Semi-Permanent Stencils

An alternative method of stenciling solder paste on the PCB is to use a stencil that remains in place on the site location and becomes an integral component of the PCB. The stencil material is a polyimide film with a high temperature adhesive covered with a paper backing. This material combination has been used on PCBs for many years now in the form of bar code labels and Kapton tape. This material is available in the standard formulation or in an ESD safe variety. Like the removable stencil, the semi-permanent stencil is laser cut and can be provided in a number of different configurations. When using the semi-permanent stencil, the paper backing material is removed exposing the high temperature adhesive. The stencil is then manually aligned with the land patterns on the PCB and pressed into place. Again a squeegee is used to roll a bead of solder paste across and down through the apertures of the stencil. At this point the paste application process is complete. The stencil is not removed from the PCB and therefore no stencil cleaning step is required

The advantages of Stencilquik bga repair stencils. The advantages of Stencilquik bga repair stencils Semi-permanent stencils

The following comparison chart compares and contrasts the various BGA rework stenciling technologies:

Comparison of (3) Most Common BGA Rework Stenciling Technologies

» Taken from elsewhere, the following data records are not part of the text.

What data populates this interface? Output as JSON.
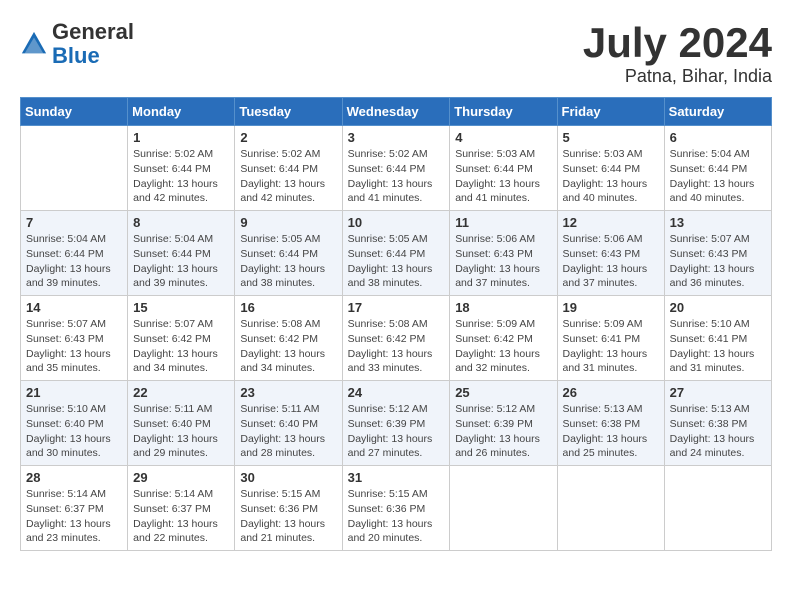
{
  "header": {
    "logo_general": "General",
    "logo_blue": "Blue",
    "month_year": "July 2024",
    "location": "Patna, Bihar, India"
  },
  "weekdays": [
    "Sunday",
    "Monday",
    "Tuesday",
    "Wednesday",
    "Thursday",
    "Friday",
    "Saturday"
  ],
  "weeks": [
    [
      {
        "day": "",
        "info": ""
      },
      {
        "day": "1",
        "info": "Sunrise: 5:02 AM\nSunset: 6:44 PM\nDaylight: 13 hours\nand 42 minutes."
      },
      {
        "day": "2",
        "info": "Sunrise: 5:02 AM\nSunset: 6:44 PM\nDaylight: 13 hours\nand 42 minutes."
      },
      {
        "day": "3",
        "info": "Sunrise: 5:02 AM\nSunset: 6:44 PM\nDaylight: 13 hours\nand 41 minutes."
      },
      {
        "day": "4",
        "info": "Sunrise: 5:03 AM\nSunset: 6:44 PM\nDaylight: 13 hours\nand 41 minutes."
      },
      {
        "day": "5",
        "info": "Sunrise: 5:03 AM\nSunset: 6:44 PM\nDaylight: 13 hours\nand 40 minutes."
      },
      {
        "day": "6",
        "info": "Sunrise: 5:04 AM\nSunset: 6:44 PM\nDaylight: 13 hours\nand 40 minutes."
      }
    ],
    [
      {
        "day": "7",
        "info": "Sunrise: 5:04 AM\nSunset: 6:44 PM\nDaylight: 13 hours\nand 39 minutes."
      },
      {
        "day": "8",
        "info": "Sunrise: 5:04 AM\nSunset: 6:44 PM\nDaylight: 13 hours\nand 39 minutes."
      },
      {
        "day": "9",
        "info": "Sunrise: 5:05 AM\nSunset: 6:44 PM\nDaylight: 13 hours\nand 38 minutes."
      },
      {
        "day": "10",
        "info": "Sunrise: 5:05 AM\nSunset: 6:44 PM\nDaylight: 13 hours\nand 38 minutes."
      },
      {
        "day": "11",
        "info": "Sunrise: 5:06 AM\nSunset: 6:43 PM\nDaylight: 13 hours\nand 37 minutes."
      },
      {
        "day": "12",
        "info": "Sunrise: 5:06 AM\nSunset: 6:43 PM\nDaylight: 13 hours\nand 37 minutes."
      },
      {
        "day": "13",
        "info": "Sunrise: 5:07 AM\nSunset: 6:43 PM\nDaylight: 13 hours\nand 36 minutes."
      }
    ],
    [
      {
        "day": "14",
        "info": "Sunrise: 5:07 AM\nSunset: 6:43 PM\nDaylight: 13 hours\nand 35 minutes."
      },
      {
        "day": "15",
        "info": "Sunrise: 5:07 AM\nSunset: 6:42 PM\nDaylight: 13 hours\nand 34 minutes."
      },
      {
        "day": "16",
        "info": "Sunrise: 5:08 AM\nSunset: 6:42 PM\nDaylight: 13 hours\nand 34 minutes."
      },
      {
        "day": "17",
        "info": "Sunrise: 5:08 AM\nSunset: 6:42 PM\nDaylight: 13 hours\nand 33 minutes."
      },
      {
        "day": "18",
        "info": "Sunrise: 5:09 AM\nSunset: 6:42 PM\nDaylight: 13 hours\nand 32 minutes."
      },
      {
        "day": "19",
        "info": "Sunrise: 5:09 AM\nSunset: 6:41 PM\nDaylight: 13 hours\nand 31 minutes."
      },
      {
        "day": "20",
        "info": "Sunrise: 5:10 AM\nSunset: 6:41 PM\nDaylight: 13 hours\nand 31 minutes."
      }
    ],
    [
      {
        "day": "21",
        "info": "Sunrise: 5:10 AM\nSunset: 6:40 PM\nDaylight: 13 hours\nand 30 minutes."
      },
      {
        "day": "22",
        "info": "Sunrise: 5:11 AM\nSunset: 6:40 PM\nDaylight: 13 hours\nand 29 minutes."
      },
      {
        "day": "23",
        "info": "Sunrise: 5:11 AM\nSunset: 6:40 PM\nDaylight: 13 hours\nand 28 minutes."
      },
      {
        "day": "24",
        "info": "Sunrise: 5:12 AM\nSunset: 6:39 PM\nDaylight: 13 hours\nand 27 minutes."
      },
      {
        "day": "25",
        "info": "Sunrise: 5:12 AM\nSunset: 6:39 PM\nDaylight: 13 hours\nand 26 minutes."
      },
      {
        "day": "26",
        "info": "Sunrise: 5:13 AM\nSunset: 6:38 PM\nDaylight: 13 hours\nand 25 minutes."
      },
      {
        "day": "27",
        "info": "Sunrise: 5:13 AM\nSunset: 6:38 PM\nDaylight: 13 hours\nand 24 minutes."
      }
    ],
    [
      {
        "day": "28",
        "info": "Sunrise: 5:14 AM\nSunset: 6:37 PM\nDaylight: 13 hours\nand 23 minutes."
      },
      {
        "day": "29",
        "info": "Sunrise: 5:14 AM\nSunset: 6:37 PM\nDaylight: 13 hours\nand 22 minutes."
      },
      {
        "day": "30",
        "info": "Sunrise: 5:15 AM\nSunset: 6:36 PM\nDaylight: 13 hours\nand 21 minutes."
      },
      {
        "day": "31",
        "info": "Sunrise: 5:15 AM\nSunset: 6:36 PM\nDaylight: 13 hours\nand 20 minutes."
      },
      {
        "day": "",
        "info": ""
      },
      {
        "day": "",
        "info": ""
      },
      {
        "day": "",
        "info": ""
      }
    ]
  ]
}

BGA Rework Stencil Techniques StencilQuik Permanent Stencil Flexible, Plastic, Polymer Mini-Stencil Traditional Flat or Formed Metal Mini-Stencil
Total Cost for Use Lowest Moderate Highest
Damaged Solder Mask Repairs Required No Yes Yes
Stencil Cleaning Cost None Moderate High
Stencil Material Cost Lowest Moderate High
Equipment Impact For larger pitch components the need for high end rework systems may be eliminated None None
Operator Skill Level Requirement Low Moderate High
Insulation in between balls Excellent-StencilQuik acts as insulator between balls 10X increase in surface resistance Adequate if site prepared properly Adequate if site prepared properly
Volume Consistency of Paste Deposition Fair - Dependent on stencil/circuit board flatness and operator squeegee skills. Good - Flexible polymer with adhesive sealed apertures ensures consistent volume. Fair - Dependent on stencil/circuit board flatness and operator squeegee skills.
Circuit Board and/or Device Planarity Requirements Circuit board and stencil must be very flat. Non-dependent on circuit board or component flatness. Circuit board and stencil must be very flat.
Print Registration Accuracy Excellent Fair - Stencil must be carefully taped to circuit board surface Fair Stencil must be carefully taped to circuit board surface.
Risk of Component Damage None None None
Component Site Access Good - Component perimeter clearance .025" - .075" typical. Good - Component perimeter clearance .025" - .075" typical. Fair - Component perimeter clearance .075" - .150" typical.
Stencil Maintenance & Cleaning Requirements NOT REQUIRED. Stencils are affixed to the circuit board underneath the BGA None - Stencils are disposable after single or multi-use. Moderate - Flatness must be maintained and apertures well cleaned between uses.